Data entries
====

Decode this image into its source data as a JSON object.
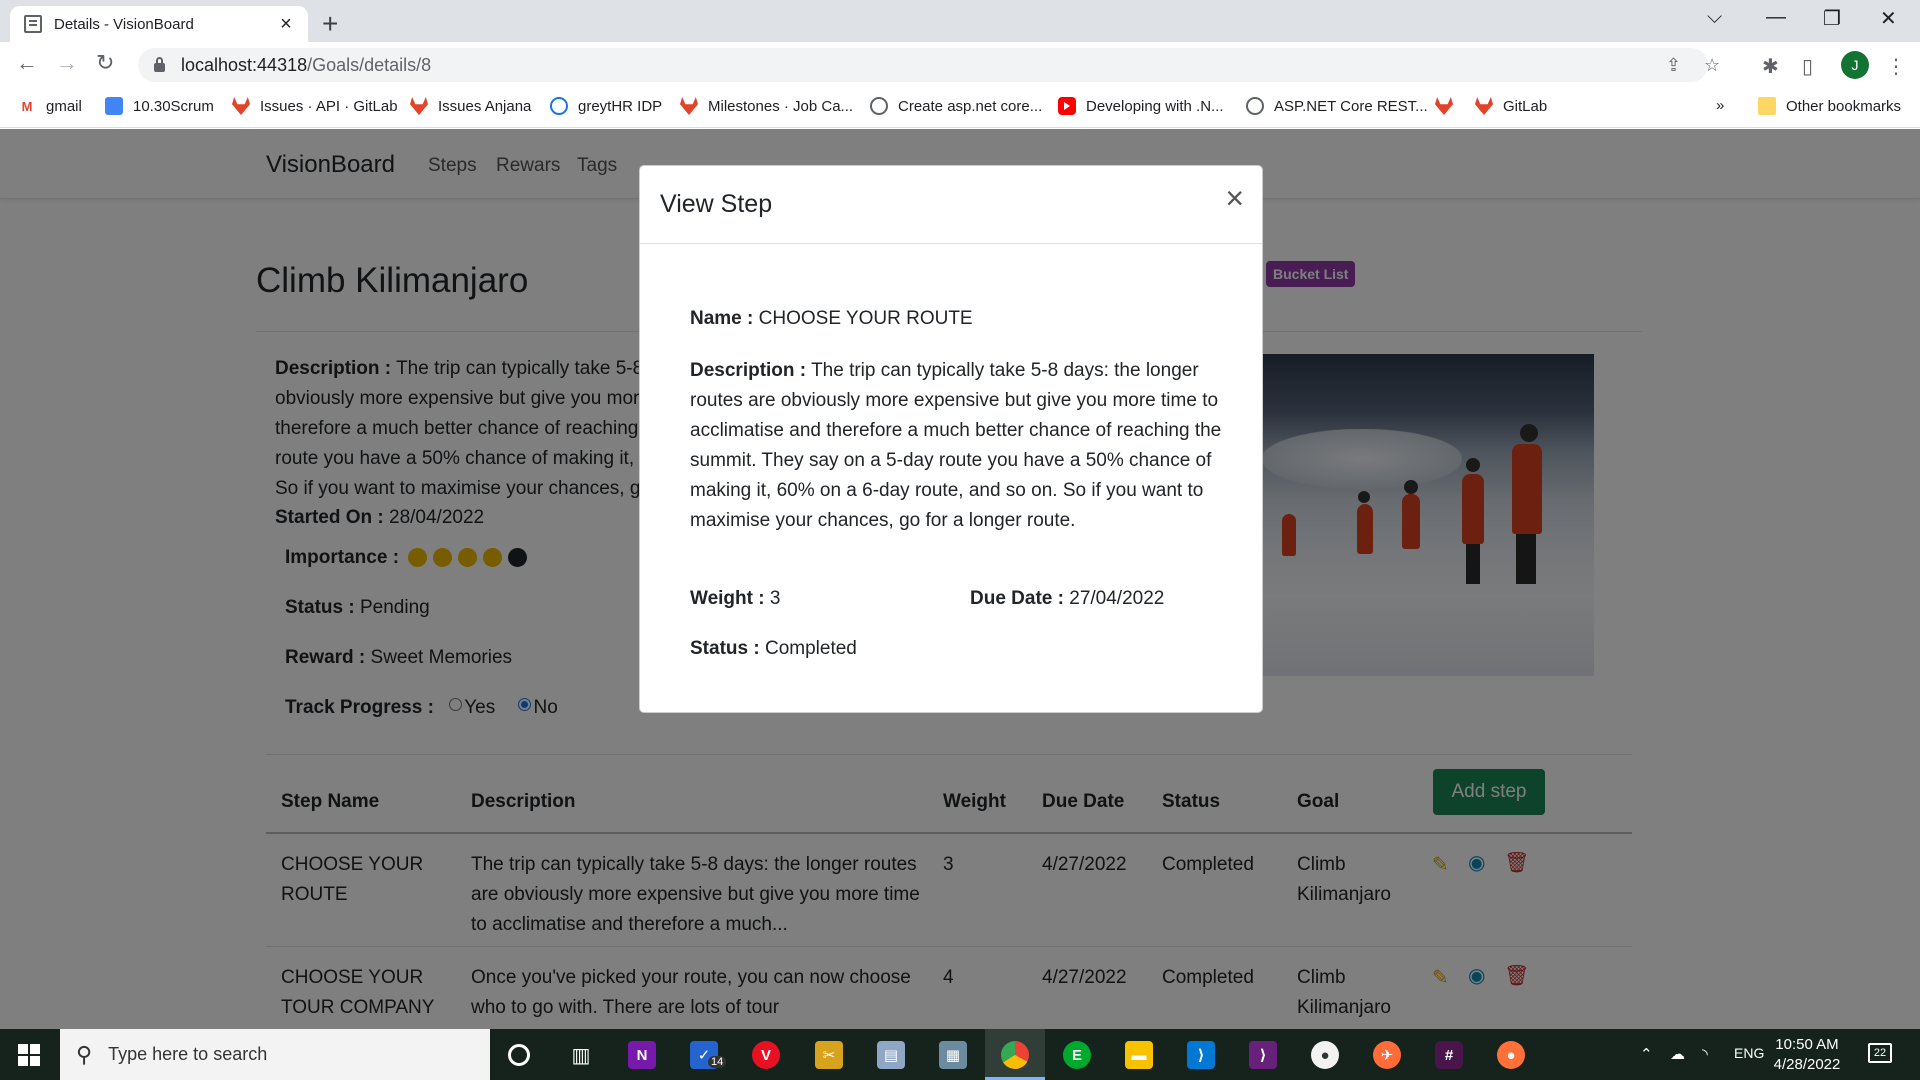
{
  "browser": {
    "tab_title": "Details - VisionBoard",
    "url_host": "localhost:44318",
    "url_path": "/Goals/details/8",
    "profile_initial": "J",
    "bookmarks": [
      "gmail",
      "10.30Scrum",
      "Issues · API · GitLab",
      "Issues Anjana",
      "greytHR IDP",
      "Milestones · Job Ca...",
      "Create asp.net core...",
      "Developing with .N...",
      "ASP.NET Core REST...",
      "",
      "GitLab"
    ],
    "other_bookmarks": "Other bookmarks",
    "overflow": "»"
  },
  "nav": {
    "brand": "VisionBoard",
    "links": [
      "Steps",
      "Rewars",
      "Tags"
    ]
  },
  "goal": {
    "title": "Climb Kilimanjaro",
    "badge": "Bucket List",
    "description_label": "Description :",
    "description": "The trip can typically take 5-8 days: the longer routes are obviously more expensive but give you more time to acclimatise and therefore a much better chance of reaching the summit. They say on a 5-day route you have a 50% chance of making it, 60% on a 6-day route, and so on. So if you want to maximise your chances, go for a longer route.",
    "started_label": "Started On :",
    "started": "28/04/2022",
    "importance_label": "Importance :",
    "importance": 4,
    "importance_max": 5,
    "status_label": "Status :",
    "status": "Pending",
    "reward_label": "Reward :",
    "reward": "Sweet Memories",
    "track_label": "Track Progress :",
    "track_yes": "Yes",
    "track_no": "No",
    "track_selected": "No"
  },
  "steps_table": {
    "add_button": "Add step",
    "headers": [
      "Step Name",
      "Description",
      "Weight",
      "Due Date",
      "Status",
      "Goal"
    ],
    "rows": [
      {
        "name": "CHOOSE YOUR ROUTE",
        "description": "The trip can typically take 5-8 days: the longer routes are obviously more expensive but give you more time to acclimatise and therefore a much...",
        "weight": "3",
        "due": "4/27/2022",
        "status": "Completed",
        "goal": "Climb Kilimanjaro"
      },
      {
        "name": "CHOOSE YOUR TOUR COMPANY",
        "description": "Once you've picked your route, you can now choose who to go with. There are lots of tour",
        "weight": "4",
        "due": "4/27/2022",
        "status": "Completed",
        "goal": "Climb Kilimanjaro"
      }
    ]
  },
  "modal": {
    "title": "View Step",
    "close": "×",
    "name_label": "Name :",
    "name": "CHOOSE YOUR ROUTE",
    "description_label": "Description :",
    "description": "The trip can typically take 5-8 days: the longer routes are obviously more expensive but give you more time to acclimatise and therefore a much better chance of reaching the summit. They say on a 5-day route you have a 50% chance of making it, 60% on a 6-day route, and so on. So if you want to maximise your chances, go for a longer route.",
    "weight_label": "Weight :",
    "weight": "3",
    "due_label": "Due Date :",
    "due": "27/04/2022",
    "status_label": "Status :",
    "status": "Completed"
  },
  "taskbar": {
    "search_placeholder": "Type here to search",
    "todo_badge": "14",
    "lang": "ENG",
    "time": "10:50 AM",
    "date": "4/28/2022",
    "notifications": "22"
  },
  "colors": {
    "accent_green": "#198754",
    "badge_purple": "#8e3aa6",
    "importance_on": "#f0b800",
    "importance_off": "#212529"
  }
}
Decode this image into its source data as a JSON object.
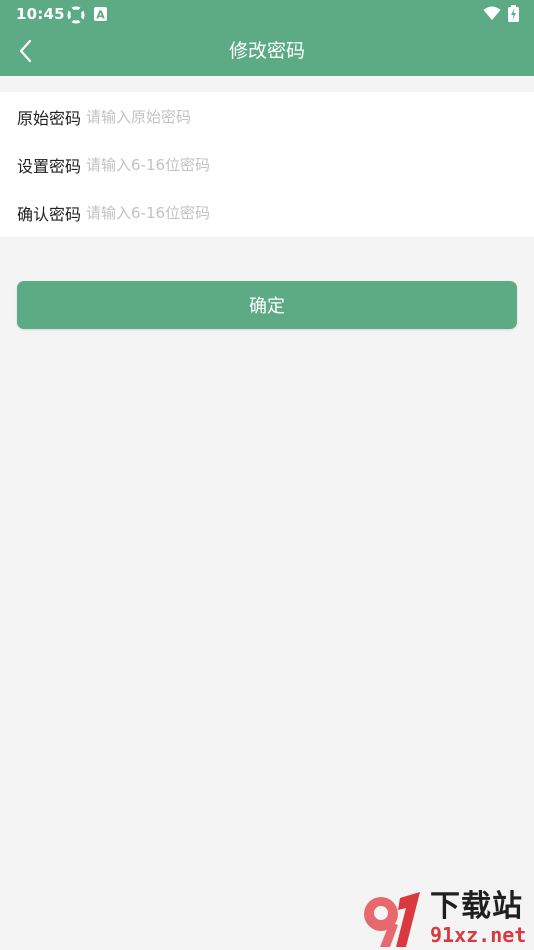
{
  "status_bar": {
    "time": "10:45",
    "icons": [
      "sync-icon",
      "a-badge-icon",
      "wifi-icon",
      "battery-icon"
    ],
    "a_badge": "A"
  },
  "header": {
    "title": "修改密码",
    "back_icon": "chevron-left-icon"
  },
  "form": {
    "fields": [
      {
        "label": "原始密码",
        "value": "",
        "placeholder": "请输入原始密码"
      },
      {
        "label": "设置密码",
        "value": "",
        "placeholder": "请输入6-16位密码"
      },
      {
        "label": "确认密码",
        "value": "",
        "placeholder": "请输入6-16位密码"
      }
    ]
  },
  "confirm_button": {
    "label": "确定"
  },
  "watermark": {
    "title": "下载站",
    "url": "91xz.net",
    "logo_icon": "91-logo-icon"
  },
  "colors": {
    "accent": "#5dab85",
    "background": "#f4f4f4",
    "card": "#ffffff",
    "placeholder": "#c2c2c2"
  }
}
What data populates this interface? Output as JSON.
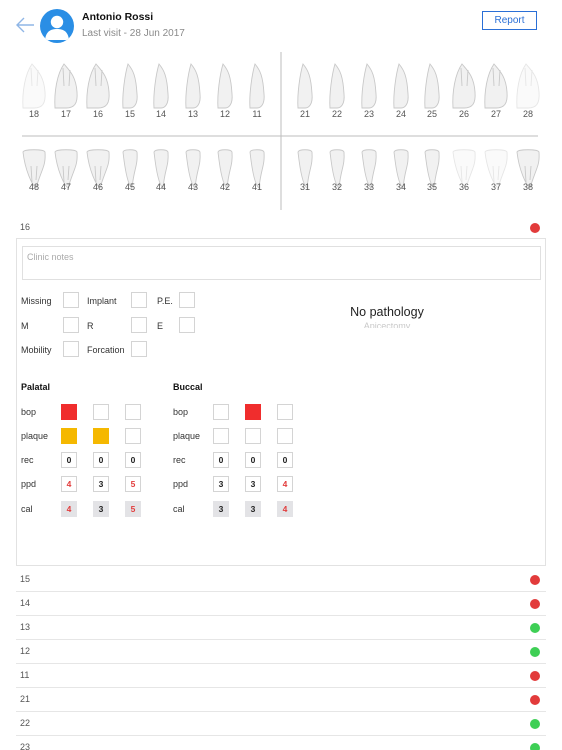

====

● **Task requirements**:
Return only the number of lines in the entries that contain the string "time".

● **Solution for this exercise**:
5